▶ **What is needed**
From the entries below, report how many lines contain the string "true". Give only that number.

#### Records to use ####

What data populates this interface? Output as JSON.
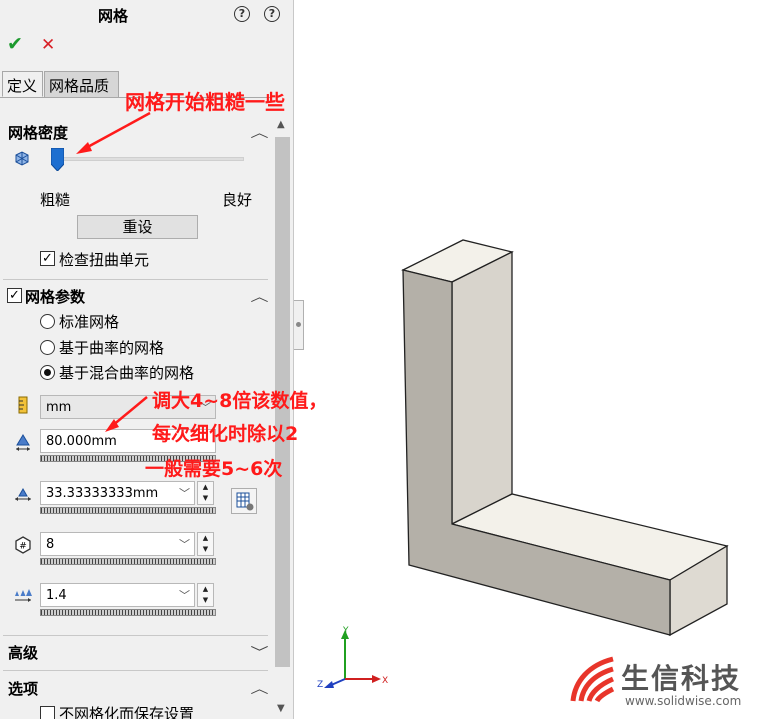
{
  "panel": {
    "title": "网格",
    "help1_icon": "help-tips-icon",
    "help2_label": "?",
    "ok_icon": "✔",
    "cancel_icon": "✕",
    "tabs": [
      {
        "label": "定义",
        "active": true
      },
      {
        "label": "网格品质",
        "active": false
      }
    ],
    "density": {
      "title": "网格密度",
      "coarse_label": "粗糙",
      "fine_label": "良好",
      "slider_fraction": 0.0,
      "reset_label": "重设",
      "check_distortion_label": "检查扭曲单元",
      "check_distortion_checked": true
    },
    "params": {
      "title": "网格参数",
      "checked": true,
      "options": [
        {
          "label": "标准网格",
          "selected": false
        },
        {
          "label": "基于曲率的网格",
          "selected": false
        },
        {
          "label": "基于混合曲率的网格",
          "selected": true
        }
      ],
      "unit": "mm",
      "max_element_size": "80.000mm",
      "min_element_size": "33.33333333mm",
      "circle_elements": "8",
      "growth_ratio": "1.4"
    },
    "advanced_title": "高级",
    "options_title": "选项",
    "save_without_mesh_label": "不网格化而保存设置"
  },
  "annotations": {
    "note1": "网格开始粗糙一些",
    "note2_line1": "调大4~8倍该数值，",
    "note2_line2": "每次细化时除以2",
    "note2_line3": "一般需要5~6次"
  },
  "triad": {
    "y": "Y",
    "x": "X",
    "z": "Z"
  },
  "watermark": {
    "name": "生信科技",
    "url": "www.solidwise.com"
  },
  "colors": {
    "accent_red": "#ff1a1a",
    "ok_green": "#1c9a2e",
    "cancel_red": "#d81f26",
    "slider_blue": "#1e6fd0"
  }
}
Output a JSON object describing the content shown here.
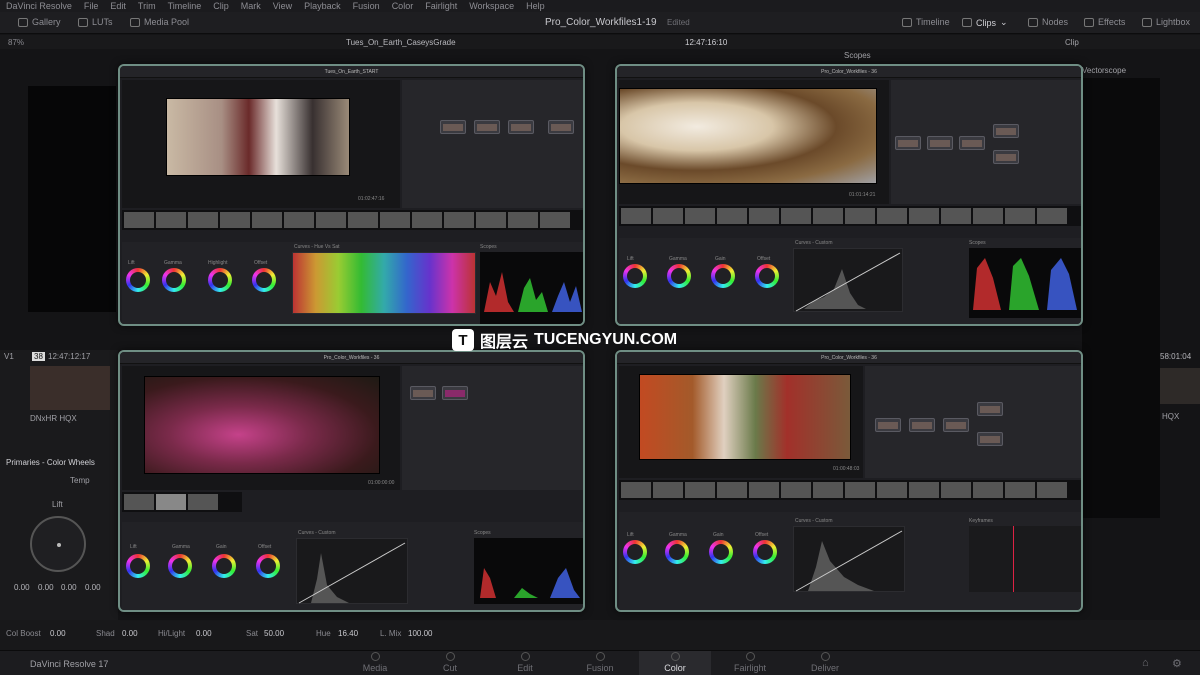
{
  "menu": [
    "DaVinci Resolve",
    "File",
    "Edit",
    "Trim",
    "Timeline",
    "Clip",
    "Mark",
    "View",
    "Playback",
    "Fusion",
    "Color",
    "Fairlight",
    "Workspace",
    "Help"
  ],
  "toolbar": {
    "gallery": "Gallery",
    "luts": "LUTs",
    "media_pool": "Media Pool",
    "project_title": "Pro_Color_Workfiles1-19",
    "edited": "Edited",
    "timeline": "Timeline",
    "clips": "Clips",
    "nodes": "Nodes",
    "effects": "Effects",
    "lightbox": "Lightbox"
  },
  "viewer": {
    "zoom": "87%",
    "timeline_name": "Tues_On_Earth_CaseysGrade",
    "timecode": "12:47:16:10",
    "scopes": "Scopes",
    "clip": "Clip",
    "scope_type": "Vectorscope"
  },
  "clipinfo": {
    "clip_num": "38",
    "timecode": "12:47:12:17",
    "track": "V1",
    "codec": "DNxHR HQX",
    "right_timecode": "58:01:04",
    "right_codec": "HQX"
  },
  "primaries": {
    "title": "Primaries - Color Wheels",
    "temp": "Temp",
    "lift": "Lift",
    "lift_values": [
      "0.00",
      "0.00",
      "0.00",
      "0.00"
    ],
    "col_boost_label": "Col Boost",
    "col_boost": "0.00",
    "shad_label": "Shad",
    "shad": "0.00",
    "hilight_label": "Hi/Light",
    "hilight": "0.00",
    "sat_label": "Sat",
    "sat": "50.00",
    "hue_label": "Hue",
    "hue": "16.40",
    "lmix_label": "L. Mix",
    "lmix": "100.00"
  },
  "pages": [
    "Media",
    "Cut",
    "Edit",
    "Fusion",
    "Color",
    "Fairlight",
    "Deliver"
  ],
  "active_page": "Color",
  "app_name": "DaVinci Resolve 17",
  "watermark": {
    "logo": "T",
    "cn": "图层云",
    "en": "TUCENGYUN.COM"
  },
  "shots": [
    {
      "title": "Tues_On_Earth_START",
      "wheels": [
        "Lift",
        "Gamma",
        "Highlight",
        "Offset"
      ],
      "curve": "Curves - Hue Vs Sat",
      "scope": "Scopes",
      "tc": "01:02:47:16"
    },
    {
      "title": "Pro_Color_Workfiles - 36",
      "wheels": [
        "Lift",
        "Gamma",
        "Gain",
        "Offset"
      ],
      "curve": "Curves - Custom",
      "scope": "Scopes",
      "tc": "01:01:14:21"
    },
    {
      "title": "Pro_Color_Workfiles - 36",
      "wheels": [
        "Lift",
        "Gamma",
        "Gain",
        "Offset"
      ],
      "curve": "Curves - Custom",
      "scope": "Scopes",
      "tc": "01:00:00:00"
    },
    {
      "title": "Pro_Color_Workfiles - 36",
      "wheels": [
        "Lift",
        "Gamma",
        "Gain",
        "Offset"
      ],
      "curve": "Curves - Custom",
      "scope": "Keyframes",
      "tc": "01:00:48:03"
    }
  ]
}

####

▶ **Problem solution**
4